## Instructions for the task
Output the records exactly. Include every line.

## Data listing
============================================================
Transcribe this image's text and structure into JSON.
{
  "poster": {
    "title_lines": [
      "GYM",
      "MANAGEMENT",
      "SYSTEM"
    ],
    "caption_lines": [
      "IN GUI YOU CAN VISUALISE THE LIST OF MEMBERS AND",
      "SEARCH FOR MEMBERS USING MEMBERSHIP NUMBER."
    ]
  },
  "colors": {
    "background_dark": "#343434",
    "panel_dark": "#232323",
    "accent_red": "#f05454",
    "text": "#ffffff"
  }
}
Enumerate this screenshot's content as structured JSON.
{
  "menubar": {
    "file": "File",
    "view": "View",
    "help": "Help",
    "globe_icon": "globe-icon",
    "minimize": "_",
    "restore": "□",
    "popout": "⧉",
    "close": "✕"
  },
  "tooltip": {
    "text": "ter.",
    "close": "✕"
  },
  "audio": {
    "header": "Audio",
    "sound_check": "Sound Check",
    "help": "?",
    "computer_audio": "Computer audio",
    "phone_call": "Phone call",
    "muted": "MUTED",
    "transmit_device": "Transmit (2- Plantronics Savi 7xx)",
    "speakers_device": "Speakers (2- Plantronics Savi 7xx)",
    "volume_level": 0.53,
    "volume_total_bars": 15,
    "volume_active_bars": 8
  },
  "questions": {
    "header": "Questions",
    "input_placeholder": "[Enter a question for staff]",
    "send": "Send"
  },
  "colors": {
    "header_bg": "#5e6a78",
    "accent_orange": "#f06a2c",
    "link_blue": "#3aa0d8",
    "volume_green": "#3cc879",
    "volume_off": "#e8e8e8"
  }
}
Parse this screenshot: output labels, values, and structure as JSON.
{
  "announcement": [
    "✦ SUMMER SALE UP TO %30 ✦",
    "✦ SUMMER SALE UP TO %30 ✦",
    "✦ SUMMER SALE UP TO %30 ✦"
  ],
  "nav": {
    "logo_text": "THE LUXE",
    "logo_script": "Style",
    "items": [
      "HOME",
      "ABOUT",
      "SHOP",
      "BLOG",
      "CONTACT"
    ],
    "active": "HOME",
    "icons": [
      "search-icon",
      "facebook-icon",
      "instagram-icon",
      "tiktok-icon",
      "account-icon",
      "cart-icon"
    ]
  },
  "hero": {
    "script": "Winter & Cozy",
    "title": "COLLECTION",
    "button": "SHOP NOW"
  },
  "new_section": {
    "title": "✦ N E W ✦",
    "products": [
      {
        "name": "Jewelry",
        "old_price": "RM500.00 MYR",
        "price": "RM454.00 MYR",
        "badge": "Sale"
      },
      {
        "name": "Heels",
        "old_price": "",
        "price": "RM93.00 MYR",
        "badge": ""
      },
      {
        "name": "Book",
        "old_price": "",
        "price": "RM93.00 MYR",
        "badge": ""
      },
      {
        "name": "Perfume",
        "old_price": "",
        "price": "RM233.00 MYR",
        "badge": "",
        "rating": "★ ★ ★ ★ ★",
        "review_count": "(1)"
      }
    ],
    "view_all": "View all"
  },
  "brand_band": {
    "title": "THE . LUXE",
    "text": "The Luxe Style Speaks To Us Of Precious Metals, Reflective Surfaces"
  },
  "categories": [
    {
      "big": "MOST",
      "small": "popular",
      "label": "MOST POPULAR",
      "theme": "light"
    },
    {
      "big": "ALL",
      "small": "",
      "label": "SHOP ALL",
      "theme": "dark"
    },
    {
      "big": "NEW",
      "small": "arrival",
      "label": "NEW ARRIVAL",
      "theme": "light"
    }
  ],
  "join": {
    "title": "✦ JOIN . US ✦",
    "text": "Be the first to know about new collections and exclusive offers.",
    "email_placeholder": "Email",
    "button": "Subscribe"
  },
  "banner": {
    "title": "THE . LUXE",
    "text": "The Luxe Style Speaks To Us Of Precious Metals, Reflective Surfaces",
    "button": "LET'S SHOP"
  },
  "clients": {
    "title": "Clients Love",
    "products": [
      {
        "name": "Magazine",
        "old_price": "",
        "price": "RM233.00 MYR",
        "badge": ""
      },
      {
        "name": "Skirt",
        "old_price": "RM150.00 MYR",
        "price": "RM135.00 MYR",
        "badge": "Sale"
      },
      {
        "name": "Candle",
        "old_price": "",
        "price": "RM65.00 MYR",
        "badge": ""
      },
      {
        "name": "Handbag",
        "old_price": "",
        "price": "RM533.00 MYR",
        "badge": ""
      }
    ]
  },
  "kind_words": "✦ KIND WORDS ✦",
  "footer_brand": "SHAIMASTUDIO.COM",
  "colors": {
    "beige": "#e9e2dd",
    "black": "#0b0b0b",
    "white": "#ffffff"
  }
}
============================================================
## Answer section
Transcribe this image's text and structure into JSON.
{
  "poster": {
    "title_lines": [
      "GYM",
      "MANAGEMENT",
      "SYSTEM"
    ],
    "caption_lines": [
      "IN GUI YOU CAN VISUALISE THE LIST OF MEMBERS AND",
      "SEARCH FOR MEMBERS USING MEMBERSHIP NUMBER."
    ]
  },
  "colors": {
    "background_dark": "#343434",
    "panel_dark": "#232323",
    "accent_red": "#f05454",
    "text": "#ffffff"
  }
}
Enumerate this screenshot's content as structured JSON.
{
  "menubar": {
    "file": "File",
    "view": "View",
    "help": "Help",
    "globe_icon": "globe-icon",
    "minimize": "_",
    "restore": "□",
    "popout": "⧉",
    "close": "✕"
  },
  "tooltip": {
    "text": "ter.",
    "close": "✕"
  },
  "audio": {
    "header": "Audio",
    "sound_check": "Sound Check",
    "help": "?",
    "computer_audio": "Computer audio",
    "phone_call": "Phone call",
    "muted": "MUTED",
    "transmit_device": "Transmit (2- Plantronics Savi 7xx)",
    "speakers_device": "Speakers (2- Plantronics Savi 7xx)",
    "volume_level": 0.53,
    "volume_total_bars": 15,
    "volume_active_bars": 8
  },
  "questions": {
    "header": "Questions",
    "input_placeholder": "[Enter a question for staff]",
    "send": "Send"
  },
  "colors": {
    "header_bg": "#5e6a78",
    "accent_orange": "#f06a2c",
    "link_blue": "#3aa0d8",
    "volume_green": "#3cc879",
    "volume_off": "#e8e8e8"
  }
}
Parse this screenshot: output labels, values, and structure as JSON.
{
  "announcement": [
    "✦ SUMMER SALE UP TO %30 ✦",
    "✦ SUMMER SALE UP TO %30 ✦",
    "✦ SUMMER SALE UP TO %30 ✦"
  ],
  "nav": {
    "logo_text": "THE LUXE",
    "logo_script": "Style",
    "items": [
      "HOME",
      "ABOUT",
      "SHOP",
      "BLOG",
      "CONTACT"
    ],
    "active": "HOME",
    "icons": [
      "search-icon",
      "facebook-icon",
      "instagram-icon",
      "tiktok-icon",
      "account-icon",
      "cart-icon"
    ]
  },
  "hero": {
    "script": "Winter & Cozy",
    "title": "COLLECTION",
    "button": "SHOP NOW"
  },
  "new_section": {
    "title": "✦ N E W ✦",
    "products": [
      {
        "name": "Jewelry",
        "old_price": "RM500.00 MYR",
        "price": "RM454.00 MYR",
        "badge": "Sale"
      },
      {
        "name": "Heels",
        "old_price": "",
        "price": "RM93.00 MYR",
        "badge": ""
      },
      {
        "name": "Book",
        "old_price": "",
        "price": "RM93.00 MYR",
        "badge": ""
      },
      {
        "name": "Perfume",
        "old_price": "",
        "price": "RM233.00 MYR",
        "badge": "",
        "rating": "★ ★ ★ ★ ★",
        "review_count": "(1)"
      }
    ],
    "view_all": "View all"
  },
  "brand_band": {
    "title": "THE . LUXE",
    "text": "The Luxe Style Speaks To Us Of Precious Metals, Reflective Surfaces"
  },
  "categories": [
    {
      "big": "MOST",
      "small": "popular",
      "label": "MOST POPULAR",
      "theme": "light"
    },
    {
      "big": "ALL",
      "small": "",
      "label": "SHOP ALL",
      "theme": "dark"
    },
    {
      "big": "NEW",
      "small": "arrival",
      "label": "NEW ARRIVAL",
      "theme": "light"
    }
  ],
  "join": {
    "title": "✦ JOIN . US ✦",
    "text": "Be the first to know about new collections and exclusive offers.",
    "email_placeholder": "Email",
    "button": "Subscribe"
  },
  "banner": {
    "title": "THE . LUXE",
    "text": "The Luxe Style Speaks To Us Of Precious Metals, Reflective Surfaces",
    "button": "LET'S SHOP"
  },
  "clients": {
    "title": "Clients Love",
    "products": [
      {
        "name": "Magazine",
        "old_price": "",
        "price": "RM233.00 MYR",
        "badge": ""
      },
      {
        "name": "Skirt",
        "old_price": "RM150.00 MYR",
        "price": "RM135.00 MYR",
        "badge": "Sale"
      },
      {
        "name": "Candle",
        "old_price": "",
        "price": "RM65.00 MYR",
        "badge": ""
      },
      {
        "name": "Handbag",
        "old_price": "",
        "price": "RM533.00 MYR",
        "badge": ""
      }
    ]
  },
  "kind_words": "✦ KIND WORDS ✦",
  "footer_brand": "SHAIMASTUDIO.COM",
  "colors": {
    "beige": "#e9e2dd",
    "black": "#0b0b0b",
    "white": "#ffffff"
  }
}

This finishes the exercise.